DATA FOR THIS EXERCISE>

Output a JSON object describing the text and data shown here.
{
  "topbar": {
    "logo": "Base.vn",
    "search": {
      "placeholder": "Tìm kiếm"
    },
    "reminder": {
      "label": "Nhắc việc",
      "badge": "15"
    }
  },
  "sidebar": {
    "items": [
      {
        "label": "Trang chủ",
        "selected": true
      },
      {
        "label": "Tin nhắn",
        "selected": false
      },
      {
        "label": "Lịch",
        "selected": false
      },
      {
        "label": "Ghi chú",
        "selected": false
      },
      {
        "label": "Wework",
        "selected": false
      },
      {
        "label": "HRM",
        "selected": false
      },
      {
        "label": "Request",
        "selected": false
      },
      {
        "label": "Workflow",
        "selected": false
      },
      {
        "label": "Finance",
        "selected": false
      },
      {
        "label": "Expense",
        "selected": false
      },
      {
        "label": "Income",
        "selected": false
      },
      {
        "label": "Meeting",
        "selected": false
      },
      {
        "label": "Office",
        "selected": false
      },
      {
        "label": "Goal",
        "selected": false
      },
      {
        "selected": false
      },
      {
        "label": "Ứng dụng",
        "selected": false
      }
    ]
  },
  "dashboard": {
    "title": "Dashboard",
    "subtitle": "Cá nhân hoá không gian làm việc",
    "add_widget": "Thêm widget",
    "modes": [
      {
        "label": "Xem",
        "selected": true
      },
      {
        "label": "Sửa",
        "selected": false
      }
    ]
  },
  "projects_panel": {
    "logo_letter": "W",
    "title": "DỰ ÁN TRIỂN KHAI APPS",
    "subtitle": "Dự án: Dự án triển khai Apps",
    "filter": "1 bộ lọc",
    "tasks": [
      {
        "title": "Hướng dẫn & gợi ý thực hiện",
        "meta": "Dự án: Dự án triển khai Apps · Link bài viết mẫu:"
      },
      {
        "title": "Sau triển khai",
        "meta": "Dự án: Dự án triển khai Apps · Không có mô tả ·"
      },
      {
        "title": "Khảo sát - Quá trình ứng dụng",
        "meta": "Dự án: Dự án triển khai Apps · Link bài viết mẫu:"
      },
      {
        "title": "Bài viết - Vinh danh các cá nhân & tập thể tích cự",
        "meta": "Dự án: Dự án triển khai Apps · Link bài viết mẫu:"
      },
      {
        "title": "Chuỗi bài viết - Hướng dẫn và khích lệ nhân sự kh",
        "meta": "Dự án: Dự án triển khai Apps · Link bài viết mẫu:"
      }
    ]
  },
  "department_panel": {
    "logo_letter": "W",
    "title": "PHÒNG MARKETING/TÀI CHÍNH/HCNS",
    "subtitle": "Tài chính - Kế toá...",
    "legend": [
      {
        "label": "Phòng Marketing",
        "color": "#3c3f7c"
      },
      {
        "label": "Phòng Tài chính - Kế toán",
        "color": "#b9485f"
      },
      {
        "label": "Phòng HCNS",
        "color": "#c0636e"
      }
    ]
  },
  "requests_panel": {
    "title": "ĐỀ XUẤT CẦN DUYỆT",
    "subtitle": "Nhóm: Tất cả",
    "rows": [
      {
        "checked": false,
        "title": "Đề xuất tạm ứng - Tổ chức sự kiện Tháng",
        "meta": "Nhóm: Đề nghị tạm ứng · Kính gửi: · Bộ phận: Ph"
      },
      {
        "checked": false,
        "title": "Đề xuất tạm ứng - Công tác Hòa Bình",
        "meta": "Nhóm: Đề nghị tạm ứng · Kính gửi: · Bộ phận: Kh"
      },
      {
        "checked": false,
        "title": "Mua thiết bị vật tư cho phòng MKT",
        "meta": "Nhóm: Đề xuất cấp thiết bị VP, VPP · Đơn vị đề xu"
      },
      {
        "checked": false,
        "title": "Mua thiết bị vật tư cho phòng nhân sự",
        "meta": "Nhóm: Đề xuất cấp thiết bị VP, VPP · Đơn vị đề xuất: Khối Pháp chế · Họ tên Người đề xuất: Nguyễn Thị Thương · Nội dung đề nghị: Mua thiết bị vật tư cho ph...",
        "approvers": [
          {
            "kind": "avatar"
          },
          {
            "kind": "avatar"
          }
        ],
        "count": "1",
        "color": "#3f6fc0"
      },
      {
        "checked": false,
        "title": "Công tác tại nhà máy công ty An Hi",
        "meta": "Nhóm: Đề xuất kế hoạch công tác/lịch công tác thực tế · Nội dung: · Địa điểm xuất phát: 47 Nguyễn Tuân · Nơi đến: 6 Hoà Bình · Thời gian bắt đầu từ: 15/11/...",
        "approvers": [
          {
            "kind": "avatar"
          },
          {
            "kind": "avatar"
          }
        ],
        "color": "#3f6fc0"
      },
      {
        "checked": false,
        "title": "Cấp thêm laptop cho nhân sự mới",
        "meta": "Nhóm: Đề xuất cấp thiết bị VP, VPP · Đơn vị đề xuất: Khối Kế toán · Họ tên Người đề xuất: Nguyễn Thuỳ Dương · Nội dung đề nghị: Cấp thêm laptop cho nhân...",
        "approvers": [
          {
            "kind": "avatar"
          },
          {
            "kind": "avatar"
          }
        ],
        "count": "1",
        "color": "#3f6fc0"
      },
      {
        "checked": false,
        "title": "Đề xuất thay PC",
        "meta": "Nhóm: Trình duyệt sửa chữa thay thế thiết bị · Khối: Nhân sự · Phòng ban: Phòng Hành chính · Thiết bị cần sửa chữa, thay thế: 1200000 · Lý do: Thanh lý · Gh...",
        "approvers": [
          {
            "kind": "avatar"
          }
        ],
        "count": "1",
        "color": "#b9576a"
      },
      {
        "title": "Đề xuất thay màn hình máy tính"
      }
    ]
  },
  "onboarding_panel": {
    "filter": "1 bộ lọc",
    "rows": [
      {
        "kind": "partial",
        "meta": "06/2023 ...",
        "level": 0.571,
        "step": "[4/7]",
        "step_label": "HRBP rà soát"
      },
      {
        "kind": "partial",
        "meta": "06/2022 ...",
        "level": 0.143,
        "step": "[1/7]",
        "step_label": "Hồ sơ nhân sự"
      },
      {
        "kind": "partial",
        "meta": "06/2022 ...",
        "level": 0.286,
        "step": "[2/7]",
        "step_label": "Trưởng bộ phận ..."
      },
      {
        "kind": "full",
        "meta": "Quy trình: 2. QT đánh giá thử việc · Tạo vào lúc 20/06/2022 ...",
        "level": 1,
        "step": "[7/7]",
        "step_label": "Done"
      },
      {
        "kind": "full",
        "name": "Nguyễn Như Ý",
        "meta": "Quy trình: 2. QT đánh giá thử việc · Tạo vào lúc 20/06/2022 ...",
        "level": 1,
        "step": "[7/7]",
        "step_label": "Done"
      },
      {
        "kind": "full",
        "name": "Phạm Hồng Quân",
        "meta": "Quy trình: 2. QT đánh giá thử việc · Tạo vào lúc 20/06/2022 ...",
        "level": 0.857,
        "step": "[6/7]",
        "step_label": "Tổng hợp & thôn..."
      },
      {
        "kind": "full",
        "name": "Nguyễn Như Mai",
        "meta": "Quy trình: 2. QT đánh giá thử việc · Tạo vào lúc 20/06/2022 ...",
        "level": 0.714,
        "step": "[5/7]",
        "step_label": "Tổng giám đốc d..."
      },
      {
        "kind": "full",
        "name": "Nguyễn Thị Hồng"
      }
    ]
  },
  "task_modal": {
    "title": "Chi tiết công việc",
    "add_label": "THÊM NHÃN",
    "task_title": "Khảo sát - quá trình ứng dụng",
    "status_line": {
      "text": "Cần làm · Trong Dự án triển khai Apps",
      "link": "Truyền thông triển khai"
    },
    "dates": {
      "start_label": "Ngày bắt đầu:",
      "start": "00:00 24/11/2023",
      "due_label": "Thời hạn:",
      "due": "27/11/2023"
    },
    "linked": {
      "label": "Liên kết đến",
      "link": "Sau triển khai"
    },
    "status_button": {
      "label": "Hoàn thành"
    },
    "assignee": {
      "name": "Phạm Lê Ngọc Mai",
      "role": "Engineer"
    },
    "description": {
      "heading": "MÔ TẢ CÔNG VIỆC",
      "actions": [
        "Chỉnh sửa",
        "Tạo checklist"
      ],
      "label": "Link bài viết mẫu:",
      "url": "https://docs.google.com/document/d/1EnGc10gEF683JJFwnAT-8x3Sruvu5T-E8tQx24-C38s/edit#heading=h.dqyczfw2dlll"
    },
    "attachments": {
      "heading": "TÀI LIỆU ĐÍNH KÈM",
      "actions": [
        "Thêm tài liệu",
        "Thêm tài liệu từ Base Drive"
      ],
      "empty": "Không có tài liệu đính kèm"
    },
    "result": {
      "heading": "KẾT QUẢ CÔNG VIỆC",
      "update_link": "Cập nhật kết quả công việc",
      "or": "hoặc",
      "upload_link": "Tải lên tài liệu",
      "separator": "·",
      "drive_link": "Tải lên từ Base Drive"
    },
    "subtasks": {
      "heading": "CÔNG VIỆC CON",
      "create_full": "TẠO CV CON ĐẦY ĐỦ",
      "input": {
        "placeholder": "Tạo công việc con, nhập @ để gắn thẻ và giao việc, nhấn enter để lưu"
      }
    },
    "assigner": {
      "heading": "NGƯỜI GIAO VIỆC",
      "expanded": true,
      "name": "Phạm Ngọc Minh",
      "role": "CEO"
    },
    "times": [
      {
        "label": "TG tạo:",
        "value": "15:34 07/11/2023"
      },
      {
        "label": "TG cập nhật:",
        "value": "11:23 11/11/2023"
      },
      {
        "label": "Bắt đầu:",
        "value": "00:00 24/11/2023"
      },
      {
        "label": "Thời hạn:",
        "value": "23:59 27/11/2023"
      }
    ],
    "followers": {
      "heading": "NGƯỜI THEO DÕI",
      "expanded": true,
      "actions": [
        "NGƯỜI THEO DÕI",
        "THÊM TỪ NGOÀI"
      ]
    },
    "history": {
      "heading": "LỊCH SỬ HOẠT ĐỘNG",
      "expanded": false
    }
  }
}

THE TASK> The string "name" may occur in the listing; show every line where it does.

YOUR SOLUTION>
        "name": "Nguyễn Như Ý",
        "name": "Phạm Hồng Quân",
        "name": "Nguyễn Như Mai",
        "name": "Nguyễn Thị Hồng"
      "name": "Phạm Lê Ngọc Mai",
      "name": "Phạm Ngọc Minh",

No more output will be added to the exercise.